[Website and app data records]
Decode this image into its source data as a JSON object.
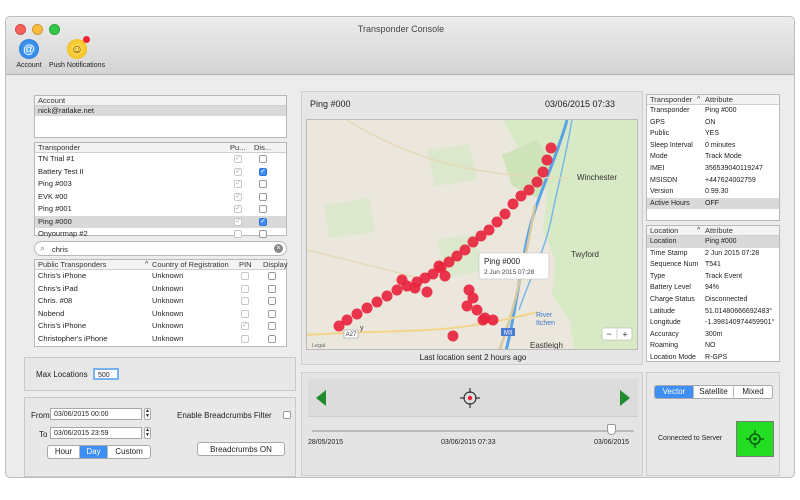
{
  "window": {
    "title": "Transponder Console"
  },
  "toolbar": {
    "account_label": "Account",
    "push_label": "Push Notifications"
  },
  "account": {
    "header": "Account",
    "email": "nick@ratlake.net"
  },
  "transponders": {
    "headers": [
      "Transponder",
      "Pu...",
      "Dis..."
    ],
    "rows": [
      {
        "name": "TN Trial #1",
        "public": true,
        "display": false
      },
      {
        "name": "Battery Test II",
        "public": true,
        "display": true
      },
      {
        "name": "Ping #003",
        "public": true,
        "display": false
      },
      {
        "name": "EVK #00",
        "public": true,
        "display": false
      },
      {
        "name": "Ping #001",
        "public": true,
        "display": false
      },
      {
        "name": "Ping #000",
        "public": true,
        "display": true,
        "selected": true
      },
      {
        "name": "Onyourmap #2",
        "public": false,
        "display": false
      }
    ]
  },
  "search": {
    "value": "chris"
  },
  "public": {
    "headers": [
      "Public Transponders",
      "Country of Registration",
      "PIN",
      "Display"
    ],
    "rows": [
      {
        "name": "Chris's iPhone",
        "country": "Unknown",
        "pin": false
      },
      {
        "name": "Chris's iPad",
        "country": "Unknown",
        "pin": false
      },
      {
        "name": "Chris. #08",
        "country": "Unknown",
        "pin": false
      },
      {
        "name": "Nobend",
        "country": "Unknown",
        "pin": false
      },
      {
        "name": "Chris's iPhone",
        "country": "Unknown",
        "pin": true
      },
      {
        "name": "Christopher's iPhone",
        "country": "Unknown",
        "pin": false
      }
    ]
  },
  "max_locations": {
    "label": "Max Locations",
    "value": "500"
  },
  "range": {
    "from_label": "From",
    "from_value": "03/06/2015 00:00",
    "to_label": "To",
    "to_value": "03/06/2015 23:59",
    "segments": [
      "Hour",
      "Day",
      "Custom"
    ],
    "active": "Day"
  },
  "breadcrumbs": {
    "filter_label": "Enable Breadcrumbs Filter",
    "button_label": "Breadcrumbs ON"
  },
  "map": {
    "title": "Ping #000",
    "datetime": "03/06/2015 07:33",
    "popup_title": "Ping #000",
    "popup_sub": "2 Jun 2015 07:28",
    "status": "Last location sent 2 hours ago",
    "places": {
      "winchester": "Winchester",
      "twyford": "Twyford",
      "river": "River",
      "itchen": "Itchen",
      "eastleigh": "Eastleigh",
      "a27": "A27",
      "m3": "M3",
      "legal": "Legal",
      "ey": "y"
    },
    "zoom_out": "−",
    "zoom_in": "+"
  },
  "timeline": {
    "start": "28/05/2015",
    "current": "03/06/2015 07:33",
    "end": "03/06/2015",
    "position": 0.93
  },
  "transponder_attrs": {
    "headers": [
      "Transponder",
      "Attribute"
    ],
    "rows": [
      {
        "k": "Transponder",
        "v": "Ping #000"
      },
      {
        "k": "GPS",
        "v": "ON"
      },
      {
        "k": "Public",
        "v": "YES"
      },
      {
        "k": "Sleep Interval",
        "v": "0 minutes"
      },
      {
        "k": "Mode",
        "v": "Track Mode"
      },
      {
        "k": "IMEI",
        "v": "356539040119247"
      },
      {
        "k": "MSISDN",
        "v": "+447624002759"
      },
      {
        "k": "Version",
        "v": "0.99.30"
      },
      {
        "k": "Active Hours",
        "v": "OFF",
        "selected": true
      }
    ]
  },
  "location_attrs": {
    "headers": [
      "Location",
      "Attribute"
    ],
    "rows": [
      {
        "k": "Location",
        "v": "Ping #000",
        "selected": true
      },
      {
        "k": "Time Stamp",
        "v": "2 Jun 2015 07:28"
      },
      {
        "k": "Sequence Num",
        "v": "T541"
      },
      {
        "k": "Type",
        "v": "Track Event"
      },
      {
        "k": "Battery Level",
        "v": "94%"
      },
      {
        "k": "Charge Status",
        "v": "Disconnected"
      },
      {
        "k": "Latitude",
        "v": "51.01480666692483°"
      },
      {
        "k": "Longitude",
        "v": "-1.398140974459901°"
      },
      {
        "k": "Accuracy",
        "v": "300m"
      },
      {
        "k": "Roaming",
        "v": "NO"
      },
      {
        "k": "Location Mode",
        "v": "R-GPS"
      }
    ]
  },
  "maptype": {
    "segments": [
      "Vector",
      "Satellite",
      "Mixed"
    ],
    "active": "Vector"
  },
  "server": {
    "label": "Connected to Server",
    "status_color": "#22dd22"
  },
  "colors": {
    "accent": "#3d8ef5",
    "track": "#e8253f"
  }
}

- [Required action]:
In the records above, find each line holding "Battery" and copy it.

- [Result for this task]:
        "name": "Battery Test II",
        "k": "Battery Level",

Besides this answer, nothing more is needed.